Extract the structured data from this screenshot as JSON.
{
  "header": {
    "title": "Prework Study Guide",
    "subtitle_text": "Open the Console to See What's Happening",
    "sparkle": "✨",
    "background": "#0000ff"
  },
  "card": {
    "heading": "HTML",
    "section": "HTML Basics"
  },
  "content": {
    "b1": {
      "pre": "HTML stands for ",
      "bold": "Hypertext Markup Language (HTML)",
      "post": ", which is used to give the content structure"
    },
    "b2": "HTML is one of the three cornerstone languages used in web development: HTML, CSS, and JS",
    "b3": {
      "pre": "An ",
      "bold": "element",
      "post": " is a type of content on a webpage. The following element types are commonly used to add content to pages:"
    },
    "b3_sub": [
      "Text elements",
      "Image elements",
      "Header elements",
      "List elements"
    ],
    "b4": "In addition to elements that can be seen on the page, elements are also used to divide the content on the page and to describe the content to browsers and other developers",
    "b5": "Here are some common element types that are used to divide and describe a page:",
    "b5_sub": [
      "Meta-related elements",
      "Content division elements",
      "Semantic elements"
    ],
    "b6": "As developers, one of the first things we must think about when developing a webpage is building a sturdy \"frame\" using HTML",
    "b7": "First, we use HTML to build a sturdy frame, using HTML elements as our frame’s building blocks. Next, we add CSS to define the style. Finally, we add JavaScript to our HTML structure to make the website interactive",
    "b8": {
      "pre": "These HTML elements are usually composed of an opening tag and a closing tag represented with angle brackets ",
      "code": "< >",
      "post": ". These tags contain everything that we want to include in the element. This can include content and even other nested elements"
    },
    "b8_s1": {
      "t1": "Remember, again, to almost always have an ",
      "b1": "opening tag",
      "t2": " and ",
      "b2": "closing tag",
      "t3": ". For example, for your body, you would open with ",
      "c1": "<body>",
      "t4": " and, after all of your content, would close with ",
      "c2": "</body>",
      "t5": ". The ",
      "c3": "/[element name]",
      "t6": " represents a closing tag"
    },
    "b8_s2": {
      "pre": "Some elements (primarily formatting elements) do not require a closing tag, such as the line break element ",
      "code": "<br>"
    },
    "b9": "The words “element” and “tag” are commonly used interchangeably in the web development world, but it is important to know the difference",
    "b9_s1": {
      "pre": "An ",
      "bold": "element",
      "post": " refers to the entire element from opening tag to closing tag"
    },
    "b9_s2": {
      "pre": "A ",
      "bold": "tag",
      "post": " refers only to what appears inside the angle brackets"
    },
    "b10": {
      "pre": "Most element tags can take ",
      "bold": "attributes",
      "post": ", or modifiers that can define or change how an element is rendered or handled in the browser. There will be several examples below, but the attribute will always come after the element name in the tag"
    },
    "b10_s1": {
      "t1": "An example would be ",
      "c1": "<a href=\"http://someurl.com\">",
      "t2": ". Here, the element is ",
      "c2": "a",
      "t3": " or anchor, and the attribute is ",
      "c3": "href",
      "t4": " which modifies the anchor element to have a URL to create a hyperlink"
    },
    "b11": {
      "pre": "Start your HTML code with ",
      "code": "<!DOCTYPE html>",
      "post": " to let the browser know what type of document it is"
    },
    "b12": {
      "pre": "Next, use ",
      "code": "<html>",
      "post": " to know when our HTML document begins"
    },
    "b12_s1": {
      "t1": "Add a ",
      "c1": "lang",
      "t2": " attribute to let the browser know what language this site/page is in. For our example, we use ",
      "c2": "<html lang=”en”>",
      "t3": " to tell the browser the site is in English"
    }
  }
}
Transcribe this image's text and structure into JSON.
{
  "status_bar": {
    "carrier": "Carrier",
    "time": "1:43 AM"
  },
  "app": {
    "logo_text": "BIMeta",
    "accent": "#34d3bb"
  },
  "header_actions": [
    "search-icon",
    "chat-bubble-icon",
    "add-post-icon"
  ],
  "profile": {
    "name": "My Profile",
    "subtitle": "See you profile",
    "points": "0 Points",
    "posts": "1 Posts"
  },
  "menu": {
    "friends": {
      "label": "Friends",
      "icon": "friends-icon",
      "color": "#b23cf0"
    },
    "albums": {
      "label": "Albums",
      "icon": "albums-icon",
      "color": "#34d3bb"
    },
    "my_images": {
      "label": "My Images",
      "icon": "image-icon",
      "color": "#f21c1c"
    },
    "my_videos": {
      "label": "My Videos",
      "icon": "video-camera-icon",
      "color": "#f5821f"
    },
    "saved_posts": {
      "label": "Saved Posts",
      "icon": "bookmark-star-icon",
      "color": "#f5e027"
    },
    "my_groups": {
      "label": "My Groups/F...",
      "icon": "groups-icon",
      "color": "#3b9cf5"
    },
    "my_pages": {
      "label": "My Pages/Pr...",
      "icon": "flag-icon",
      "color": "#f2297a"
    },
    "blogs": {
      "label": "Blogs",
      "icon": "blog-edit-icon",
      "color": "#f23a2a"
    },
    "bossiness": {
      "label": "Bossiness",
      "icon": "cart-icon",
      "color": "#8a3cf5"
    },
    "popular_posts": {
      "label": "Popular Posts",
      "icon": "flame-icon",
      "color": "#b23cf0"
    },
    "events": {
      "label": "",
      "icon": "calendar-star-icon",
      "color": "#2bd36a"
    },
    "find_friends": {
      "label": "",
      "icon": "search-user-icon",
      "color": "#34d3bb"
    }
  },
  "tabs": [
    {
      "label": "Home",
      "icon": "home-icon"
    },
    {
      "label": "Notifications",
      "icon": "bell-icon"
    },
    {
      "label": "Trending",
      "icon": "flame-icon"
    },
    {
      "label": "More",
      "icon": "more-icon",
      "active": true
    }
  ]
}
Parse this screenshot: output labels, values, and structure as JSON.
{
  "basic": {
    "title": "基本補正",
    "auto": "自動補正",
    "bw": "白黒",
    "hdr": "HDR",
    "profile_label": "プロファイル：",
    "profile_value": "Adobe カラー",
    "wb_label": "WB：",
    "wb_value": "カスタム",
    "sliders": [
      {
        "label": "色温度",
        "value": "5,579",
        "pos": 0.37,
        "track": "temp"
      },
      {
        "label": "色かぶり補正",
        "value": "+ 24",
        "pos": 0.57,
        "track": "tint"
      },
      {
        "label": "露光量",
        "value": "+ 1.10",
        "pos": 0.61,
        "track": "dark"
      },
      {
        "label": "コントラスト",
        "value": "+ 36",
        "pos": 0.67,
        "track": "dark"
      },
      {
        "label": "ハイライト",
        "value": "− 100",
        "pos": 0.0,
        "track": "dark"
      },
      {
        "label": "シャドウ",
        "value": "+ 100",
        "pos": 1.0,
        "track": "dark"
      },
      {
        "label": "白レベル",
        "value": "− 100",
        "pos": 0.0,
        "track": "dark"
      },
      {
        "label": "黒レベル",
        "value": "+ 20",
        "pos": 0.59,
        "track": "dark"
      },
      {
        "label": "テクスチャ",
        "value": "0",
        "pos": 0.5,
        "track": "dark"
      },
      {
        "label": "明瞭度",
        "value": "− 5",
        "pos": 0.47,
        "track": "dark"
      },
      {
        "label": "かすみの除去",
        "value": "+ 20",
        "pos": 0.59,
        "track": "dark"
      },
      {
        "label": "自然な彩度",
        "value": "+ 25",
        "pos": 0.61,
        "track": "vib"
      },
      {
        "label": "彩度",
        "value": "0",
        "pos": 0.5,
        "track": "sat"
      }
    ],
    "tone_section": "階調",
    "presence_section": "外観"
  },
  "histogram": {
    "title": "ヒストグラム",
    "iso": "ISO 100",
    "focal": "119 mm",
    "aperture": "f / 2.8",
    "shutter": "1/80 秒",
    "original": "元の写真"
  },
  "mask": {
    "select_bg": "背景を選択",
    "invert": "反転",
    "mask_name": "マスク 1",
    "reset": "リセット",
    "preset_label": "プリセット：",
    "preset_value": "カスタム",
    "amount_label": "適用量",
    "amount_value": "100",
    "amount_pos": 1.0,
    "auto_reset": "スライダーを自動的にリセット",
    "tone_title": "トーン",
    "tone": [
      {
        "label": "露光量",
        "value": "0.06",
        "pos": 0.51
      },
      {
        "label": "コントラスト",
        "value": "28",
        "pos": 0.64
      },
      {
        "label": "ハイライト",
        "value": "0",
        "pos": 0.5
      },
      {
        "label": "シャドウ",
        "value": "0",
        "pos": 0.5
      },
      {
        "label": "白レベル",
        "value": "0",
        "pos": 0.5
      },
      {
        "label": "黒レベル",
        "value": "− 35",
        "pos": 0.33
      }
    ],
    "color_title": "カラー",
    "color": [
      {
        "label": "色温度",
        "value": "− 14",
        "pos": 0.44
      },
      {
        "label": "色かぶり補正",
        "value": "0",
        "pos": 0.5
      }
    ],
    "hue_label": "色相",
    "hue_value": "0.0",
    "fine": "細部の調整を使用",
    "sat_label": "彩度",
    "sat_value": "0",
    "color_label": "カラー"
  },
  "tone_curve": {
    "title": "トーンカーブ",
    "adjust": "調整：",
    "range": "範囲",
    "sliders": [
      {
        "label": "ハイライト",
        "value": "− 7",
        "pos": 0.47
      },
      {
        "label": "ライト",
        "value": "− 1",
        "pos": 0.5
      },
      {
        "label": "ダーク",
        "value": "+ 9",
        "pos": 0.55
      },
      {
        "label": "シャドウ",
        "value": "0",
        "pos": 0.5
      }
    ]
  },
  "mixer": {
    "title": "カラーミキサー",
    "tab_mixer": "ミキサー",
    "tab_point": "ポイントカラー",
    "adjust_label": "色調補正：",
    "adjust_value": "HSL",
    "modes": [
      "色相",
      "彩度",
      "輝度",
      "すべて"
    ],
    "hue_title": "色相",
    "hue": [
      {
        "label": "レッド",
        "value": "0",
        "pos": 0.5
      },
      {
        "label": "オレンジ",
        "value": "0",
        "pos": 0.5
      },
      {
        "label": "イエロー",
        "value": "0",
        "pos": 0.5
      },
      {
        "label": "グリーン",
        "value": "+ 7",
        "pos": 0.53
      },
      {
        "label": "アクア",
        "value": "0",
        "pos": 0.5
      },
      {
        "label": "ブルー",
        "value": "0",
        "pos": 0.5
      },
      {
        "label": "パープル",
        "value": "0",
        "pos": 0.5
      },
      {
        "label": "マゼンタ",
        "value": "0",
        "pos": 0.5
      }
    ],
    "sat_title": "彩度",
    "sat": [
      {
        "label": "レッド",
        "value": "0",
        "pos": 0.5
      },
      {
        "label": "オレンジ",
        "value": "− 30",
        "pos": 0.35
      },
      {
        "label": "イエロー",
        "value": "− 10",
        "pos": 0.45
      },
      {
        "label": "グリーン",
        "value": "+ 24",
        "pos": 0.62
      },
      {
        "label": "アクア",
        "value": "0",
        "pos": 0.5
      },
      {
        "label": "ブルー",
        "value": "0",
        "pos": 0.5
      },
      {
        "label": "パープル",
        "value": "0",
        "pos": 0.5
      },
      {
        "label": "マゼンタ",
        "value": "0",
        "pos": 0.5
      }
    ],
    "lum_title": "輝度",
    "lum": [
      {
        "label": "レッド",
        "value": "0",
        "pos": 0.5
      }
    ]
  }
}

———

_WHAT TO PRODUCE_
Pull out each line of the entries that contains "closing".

_EXPECTED ANSWER_
      "pre": "These HTML elements are usually composed of an opening tag and a closing tag represented with angle brackets ",
      "b2": "closing tag",
      "t6": " represents a closing tag"
      "pre": "Some elements (primarily formatting elements) do not require a closing tag, such as the line break element ",
      "post": " refers to the entire element from opening tag to closing tag"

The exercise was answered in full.